"Draft Day" touches on this part of the going-pro process, but it's only a halftime show amidst Costner's game of winning his career. I wouldn't say "Draft Day" is touchdown of a movie. More like a field goal from about 20 yards out. You know it's most likely going straight through the uprights, but that doesn't detract from its watchability.  

Monday, April 7, 2014

Judging Silicon Valley

If there was ever a guy you could rely on to properly skewer a corporate culture, it's Mike Judge.

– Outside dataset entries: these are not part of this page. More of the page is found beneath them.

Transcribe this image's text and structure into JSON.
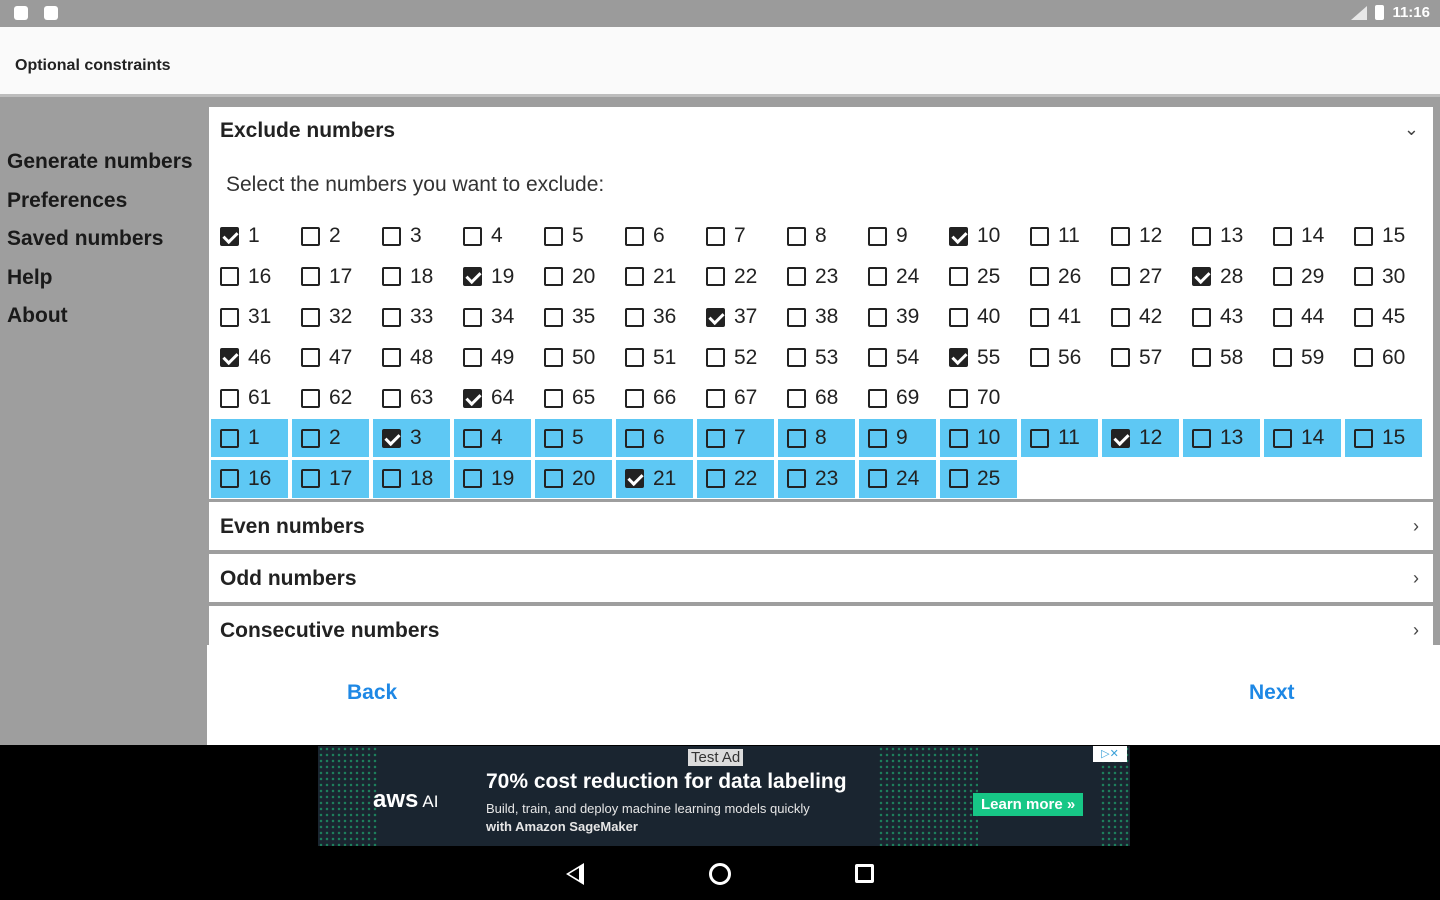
{
  "status_bar": {
    "time": "11:16"
  },
  "app_bar": {
    "title": "Optional constraints"
  },
  "sidebar": {
    "items": [
      {
        "label": "Generate numbers"
      },
      {
        "label": "Preferences"
      },
      {
        "label": "Saved numbers"
      },
      {
        "label": "Help"
      },
      {
        "label": "About"
      }
    ]
  },
  "exclude": {
    "title": "Exclude numbers",
    "description": "Select the numbers you want to exclude:",
    "main_numbers": [
      {
        "n": "1",
        "checked": true
      },
      {
        "n": "2",
        "checked": false
      },
      {
        "n": "3",
        "checked": false
      },
      {
        "n": "4",
        "checked": false
      },
      {
        "n": "5",
        "checked": false
      },
      {
        "n": "6",
        "checked": false
      },
      {
        "n": "7",
        "checked": false
      },
      {
        "n": "8",
        "checked": false
      },
      {
        "n": "9",
        "checked": false
      },
      {
        "n": "10",
        "checked": true
      },
      {
        "n": "11",
        "checked": false
      },
      {
        "n": "12",
        "checked": false
      },
      {
        "n": "13",
        "checked": false
      },
      {
        "n": "14",
        "checked": false
      },
      {
        "n": "15",
        "checked": false
      },
      {
        "n": "16",
        "checked": false
      },
      {
        "n": "17",
        "checked": false
      },
      {
        "n": "18",
        "checked": false
      },
      {
        "n": "19",
        "checked": true
      },
      {
        "n": "20",
        "checked": false
      },
      {
        "n": "21",
        "checked": false
      },
      {
        "n": "22",
        "checked": false
      },
      {
        "n": "23",
        "checked": false
      },
      {
        "n": "24",
        "checked": false
      },
      {
        "n": "25",
        "checked": false
      },
      {
        "n": "26",
        "checked": false
      },
      {
        "n": "27",
        "checked": false
      },
      {
        "n": "28",
        "checked": true
      },
      {
        "n": "29",
        "checked": false
      },
      {
        "n": "30",
        "checked": false
      },
      {
        "n": "31",
        "checked": false
      },
      {
        "n": "32",
        "checked": false
      },
      {
        "n": "33",
        "checked": false
      },
      {
        "n": "34",
        "checked": false
      },
      {
        "n": "35",
        "checked": false
      },
      {
        "n": "36",
        "checked": false
      },
      {
        "n": "37",
        "checked": true
      },
      {
        "n": "38",
        "checked": false
      },
      {
        "n": "39",
        "checked": false
      },
      {
        "n": "40",
        "checked": false
      },
      {
        "n": "41",
        "checked": false
      },
      {
        "n": "42",
        "checked": false
      },
      {
        "n": "43",
        "checked": false
      },
      {
        "n": "44",
        "checked": false
      },
      {
        "n": "45",
        "checked": false
      },
      {
        "n": "46",
        "checked": true
      },
      {
        "n": "47",
        "checked": false
      },
      {
        "n": "48",
        "checked": false
      },
      {
        "n": "49",
        "checked": false
      },
      {
        "n": "50",
        "checked": false
      },
      {
        "n": "51",
        "checked": false
      },
      {
        "n": "52",
        "checked": false
      },
      {
        "n": "53",
        "checked": false
      },
      {
        "n": "54",
        "checked": false
      },
      {
        "n": "55",
        "checked": true
      },
      {
        "n": "56",
        "checked": false
      },
      {
        "n": "57",
        "checked": false
      },
      {
        "n": "58",
        "checked": false
      },
      {
        "n": "59",
        "checked": false
      },
      {
        "n": "60",
        "checked": false
      },
      {
        "n": "61",
        "checked": false
      },
      {
        "n": "62",
        "checked": false
      },
      {
        "n": "63",
        "checked": false
      },
      {
        "n": "64",
        "checked": true
      },
      {
        "n": "65",
        "checked": false
      },
      {
        "n": "66",
        "checked": false
      },
      {
        "n": "67",
        "checked": false
      },
      {
        "n": "68",
        "checked": false
      },
      {
        "n": "69",
        "checked": false
      },
      {
        "n": "70",
        "checked": false
      }
    ],
    "bonus_numbers": [
      {
        "n": "1",
        "checked": false
      },
      {
        "n": "2",
        "checked": false
      },
      {
        "n": "3",
        "checked": true
      },
      {
        "n": "4",
        "checked": false
      },
      {
        "n": "5",
        "checked": false
      },
      {
        "n": "6",
        "checked": false
      },
      {
        "n": "7",
        "checked": false
      },
      {
        "n": "8",
        "checked": false
      },
      {
        "n": "9",
        "checked": false
      },
      {
        "n": "10",
        "checked": false
      },
      {
        "n": "11",
        "checked": false
      },
      {
        "n": "12",
        "checked": true
      },
      {
        "n": "13",
        "checked": false
      },
      {
        "n": "14",
        "checked": false
      },
      {
        "n": "15",
        "checked": false
      },
      {
        "n": "16",
        "checked": false
      },
      {
        "n": "17",
        "checked": false
      },
      {
        "n": "18",
        "checked": false
      },
      {
        "n": "19",
        "checked": false
      },
      {
        "n": "20",
        "checked": false
      },
      {
        "n": "21",
        "checked": true
      },
      {
        "n": "22",
        "checked": false
      },
      {
        "n": "23",
        "checked": false
      },
      {
        "n": "24",
        "checked": false
      },
      {
        "n": "25",
        "checked": false
      }
    ],
    "bonus_color": "#5ec8f4"
  },
  "sections": [
    {
      "title": "Even numbers"
    },
    {
      "title": "Odd numbers"
    },
    {
      "title": "Consecutive numbers"
    }
  ],
  "footer": {
    "back_label": "Back",
    "next_label": "Next",
    "link_color": "#1e88e5"
  },
  "ad": {
    "badge": "Test Ad",
    "brand": "aws",
    "brand_suffix": "AI",
    "headline": "70% cost reduction for data labeling",
    "subtext_line1": "Build, train, and deploy machine learning models quickly",
    "subtext_line2": "with Amazon SageMaker",
    "cta": "Learn more »",
    "choices_label": "▷✕"
  },
  "nav_bar": {
    "icons": [
      "back-icon",
      "home-icon",
      "recent-apps-icon"
    ]
  }
}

The director, writer and animator dropped Office Space on our heads 15 years ago and still to this day nothing touches it in terms of picking apart the subtle absurdity of conventional work environments. Perhaps the British version of the Office does, but it's a totally different beast.

Office Space is one of my all-time favourite comedies and I enjoyed his other stab at workplace humour in Extract, though that film isn't nearly as memorable.

After feeding off the mundane existence of the average worker drone, it's nice to see Judge shooting higher with his excellent new series, Silicon Valley.

I watched the pilot episode last night on HBO and it was like a getting a drink of water in a desert of tech titan worshipping. This is a culture that has been screaming to be made fun of, and Judge appears more than up to the task.

The episode starts with Kid Rock playing a private party for some new startup while guys like Elon Musk and Eric Schmidt mingle, oblivious to his blasting rock. The startup's leader blathers on about "changing the world" with their new app and creating "disruption" in the digital age. Judge nails the diluted self-importance radiating from many of Silicon Valley's would be masters.

T.J. Miller as a tech guru
The show centres around a nerdy group of programmers (is there any other kind?) being mentored by a dim Svengali-like character played by T.J. Miller. This guy always does overconfident and obnoxious perfectly and I maintain that he and Jay Baruchel did great work together in the underrated She's Out of My League.

And of course it's nice to see Martin Starr playing a semi-grown up version of his Freaks and Geeks character, Bill Haverchuk.

Silicon Valley has a blast highlighting the ridiculous names that come out of tech culture. The lead character, played by Nelson, B.C.'s Thomas Middleditch, works at a company called "Hooli," while Miller's character laments selling his startup, "Aviato." The show also has fun painting SV billionaires as over-the-top eccentrics who drive ultra-narrow smart cars and wear ugly toe shoes while consulting their spiritual gurus.

The show is slated for eight episodes and it will be interesting to see how deep Judge plunges his satire knife. Hopefully guys like Mark Zuckerberg and Sergey Brin can take a joke.

Here's the entire first episode: